23                <cfset CurrLine = LineIO.readLine()>
24                
25                <cfif IsDefined("CurrLine")>                    
26                    <!---send websocket message--->
27                    <cfset wspublish("lrbase.#attributes.channel#", CurrLine)>
28                <cfelse>        
29                    <cfthread action="sleep" duration="1000" / >
30                </cfif>
31                    
32            </cfloop>
33        </cfthread>
34    </cffunction>

Walking through the function the first thing is does is create a thread with an action of run. This will create a running thread that will be come "detached" from the request that created it. First a server var is set with this threads name and then the timeout is set to 0 (infinity). Next a couple java objects are utilized to read the file. This will allow for a non-blocking read on the file. This type if read is desired so that the system can still write to the file while it is being read.

Next a loop is created that has a condition that will never end.
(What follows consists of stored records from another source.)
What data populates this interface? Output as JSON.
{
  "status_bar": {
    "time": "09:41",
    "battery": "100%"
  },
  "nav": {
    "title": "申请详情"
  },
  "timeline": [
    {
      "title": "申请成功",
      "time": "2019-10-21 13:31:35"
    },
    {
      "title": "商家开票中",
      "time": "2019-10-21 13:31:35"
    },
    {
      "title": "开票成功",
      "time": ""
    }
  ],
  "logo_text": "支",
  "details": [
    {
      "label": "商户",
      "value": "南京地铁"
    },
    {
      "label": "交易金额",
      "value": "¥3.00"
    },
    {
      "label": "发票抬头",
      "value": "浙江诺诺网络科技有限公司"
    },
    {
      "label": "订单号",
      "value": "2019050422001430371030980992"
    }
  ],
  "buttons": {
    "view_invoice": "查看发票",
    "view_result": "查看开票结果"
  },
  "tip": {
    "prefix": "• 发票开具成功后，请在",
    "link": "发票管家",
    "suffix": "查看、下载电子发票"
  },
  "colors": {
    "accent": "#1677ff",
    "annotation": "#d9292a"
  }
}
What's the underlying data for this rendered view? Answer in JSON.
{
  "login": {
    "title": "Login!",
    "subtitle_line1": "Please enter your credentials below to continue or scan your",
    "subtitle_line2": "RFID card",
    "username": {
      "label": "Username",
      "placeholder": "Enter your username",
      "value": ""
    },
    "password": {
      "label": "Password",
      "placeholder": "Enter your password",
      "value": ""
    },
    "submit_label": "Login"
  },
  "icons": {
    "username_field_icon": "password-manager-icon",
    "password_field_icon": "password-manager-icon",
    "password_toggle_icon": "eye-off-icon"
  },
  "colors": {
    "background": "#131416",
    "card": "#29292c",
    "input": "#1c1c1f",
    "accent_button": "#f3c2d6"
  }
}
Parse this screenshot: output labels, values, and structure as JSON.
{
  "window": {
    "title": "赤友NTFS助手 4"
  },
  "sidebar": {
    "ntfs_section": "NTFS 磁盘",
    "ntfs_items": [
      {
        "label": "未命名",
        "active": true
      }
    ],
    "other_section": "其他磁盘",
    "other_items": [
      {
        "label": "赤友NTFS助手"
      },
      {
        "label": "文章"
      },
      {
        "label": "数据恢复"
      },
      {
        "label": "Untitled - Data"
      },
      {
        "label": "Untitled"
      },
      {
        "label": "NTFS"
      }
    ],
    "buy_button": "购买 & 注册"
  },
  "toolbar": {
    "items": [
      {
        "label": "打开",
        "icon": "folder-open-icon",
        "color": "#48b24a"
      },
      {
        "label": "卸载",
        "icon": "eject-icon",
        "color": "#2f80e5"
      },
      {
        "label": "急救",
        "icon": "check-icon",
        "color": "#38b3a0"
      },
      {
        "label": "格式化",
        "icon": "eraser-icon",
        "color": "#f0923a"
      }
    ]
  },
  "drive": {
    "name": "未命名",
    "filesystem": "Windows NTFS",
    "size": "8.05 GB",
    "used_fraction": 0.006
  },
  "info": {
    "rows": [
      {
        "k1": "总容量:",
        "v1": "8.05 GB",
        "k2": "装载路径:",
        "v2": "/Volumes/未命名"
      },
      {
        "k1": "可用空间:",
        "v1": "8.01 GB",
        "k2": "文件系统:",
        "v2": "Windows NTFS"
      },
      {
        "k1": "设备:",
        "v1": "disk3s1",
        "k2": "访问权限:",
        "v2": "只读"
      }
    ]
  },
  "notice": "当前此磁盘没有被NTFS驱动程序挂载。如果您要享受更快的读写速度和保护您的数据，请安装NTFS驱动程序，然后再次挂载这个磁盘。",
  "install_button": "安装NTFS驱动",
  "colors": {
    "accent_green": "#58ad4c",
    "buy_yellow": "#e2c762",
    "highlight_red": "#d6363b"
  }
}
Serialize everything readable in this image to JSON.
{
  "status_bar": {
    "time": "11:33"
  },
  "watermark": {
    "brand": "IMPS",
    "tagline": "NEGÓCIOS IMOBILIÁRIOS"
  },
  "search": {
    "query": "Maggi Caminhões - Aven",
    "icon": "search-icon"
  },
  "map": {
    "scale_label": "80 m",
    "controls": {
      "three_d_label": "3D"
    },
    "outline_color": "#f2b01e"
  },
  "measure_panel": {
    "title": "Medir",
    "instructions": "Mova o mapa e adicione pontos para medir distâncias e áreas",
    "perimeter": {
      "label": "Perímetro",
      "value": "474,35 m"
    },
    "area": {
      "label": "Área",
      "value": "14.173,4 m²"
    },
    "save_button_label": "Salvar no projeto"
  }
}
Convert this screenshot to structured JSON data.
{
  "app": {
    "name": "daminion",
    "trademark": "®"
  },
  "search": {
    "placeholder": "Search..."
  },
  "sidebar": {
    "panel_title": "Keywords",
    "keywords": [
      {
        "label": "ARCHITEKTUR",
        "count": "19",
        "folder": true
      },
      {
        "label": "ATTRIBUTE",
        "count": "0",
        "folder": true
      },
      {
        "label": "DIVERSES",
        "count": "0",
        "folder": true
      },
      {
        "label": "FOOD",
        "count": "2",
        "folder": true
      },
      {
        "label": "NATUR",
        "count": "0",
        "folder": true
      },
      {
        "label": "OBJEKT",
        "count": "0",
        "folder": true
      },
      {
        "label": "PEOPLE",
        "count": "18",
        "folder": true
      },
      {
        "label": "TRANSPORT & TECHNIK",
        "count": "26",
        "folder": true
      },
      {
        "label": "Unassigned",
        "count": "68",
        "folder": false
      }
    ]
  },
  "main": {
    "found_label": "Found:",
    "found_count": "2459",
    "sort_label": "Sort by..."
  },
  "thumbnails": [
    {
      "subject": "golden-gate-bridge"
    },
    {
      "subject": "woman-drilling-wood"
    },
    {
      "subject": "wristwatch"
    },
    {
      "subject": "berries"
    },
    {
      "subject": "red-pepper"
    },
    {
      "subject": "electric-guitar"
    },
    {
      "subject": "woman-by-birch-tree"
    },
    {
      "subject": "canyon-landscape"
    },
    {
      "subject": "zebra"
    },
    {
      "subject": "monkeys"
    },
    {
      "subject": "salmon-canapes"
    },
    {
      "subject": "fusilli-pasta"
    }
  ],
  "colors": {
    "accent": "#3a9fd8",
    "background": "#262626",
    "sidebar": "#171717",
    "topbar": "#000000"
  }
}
Then in the loop a check is made to see if the server var for the active thread matches the current thread. If not the loop will exit thus also ending the thread. Next a line in the file is read. This will always read the next unread line. So, it will start at line 1 and get the next line on every loop. Eventually the currline var will not be defined. This is because the whole file is read. If the var is defined a websocket message is published to the channel for the app. This will magically make it back to the client and displayed.

Now, if the currline var is undefined the thread is put to sleep for a second. This is here because this is where the ColdFusion server was crashing. Not putting the sleep here caused CF to spike the processor up to 100% and eventually die. After some trial and error the 1 second sleep seemed to be the sweet spot. Now the thread was never over 2% cpu load.

As the loop continues over time any new line written to the file will be picked up and processed.

So there you have it. You can download the code (attached to this post) and check it out. Just unzip the code and drop it into your web root for ColdFusion 10.

Till next time...

--Dave

ColdFusion 10 WebSocket Demo App

So,

Websockets what are they? Here is what wikipedia had to say on the subject http://en.wikipedia.org/wiki/WebSocket. Basically put, websockets let you do a server "push" to a client browser.

If you have ever used BlazeDs you will be familiar with this type of technology. However with BlazeDS there was a constant open connection to the server. With websockets there is no persistant open connection. This greatly reduces overall overhead for both the client and the server.

So, what can you build with websockets? Well lots of stuff, you can create the obligatory chat client. Maybe an ad system that feeds new ads to a client. Maybe even a game where 2 people can play against each other.

Well, I figured it would be better just to build something to demo its features then to just talk about it. So, with that, I made a game. It is a 2 player game that allows people to play against each other in the same fashion as Battleship.

The downloadable code is attached to this post. A couple notes about the code. To run it effectively you need to open 2 browsers, not to browser windows. Also, I didn't to an exhaustive amount of testing on the app. If you just use it as intended it should work just fine. Also, if you have a console (firebug, or Developer Tools) running you can see the messages passed back and forth. In the base.js file at the very bottom uncomment the console.log line to see the output. Take a look at the code. Use it as an example to build your own next great thing. Let me know if you have any issues, questions or comments. I will do my best to assist as much as possible.

Till Next time...

--Dave

ColdFusion 10 and Builder 2.01 Public Beta

Yea.. title just about covers it. So... Go get it and check out all the new hotness. There are many new things to talk about and use. Here is a short list of the features that interest me the most.

  • Websockets
  • Switch from jRun to Tomcat
  • Rest web services
  • Security enhancements
  • Charting
  • Scheduler
  • Hotfix updater

http://labs.adobe.com/technologies/coldfusion10/

Go get it for your self. Come up with your own list. Build something awesome.

Till next time...

--Dave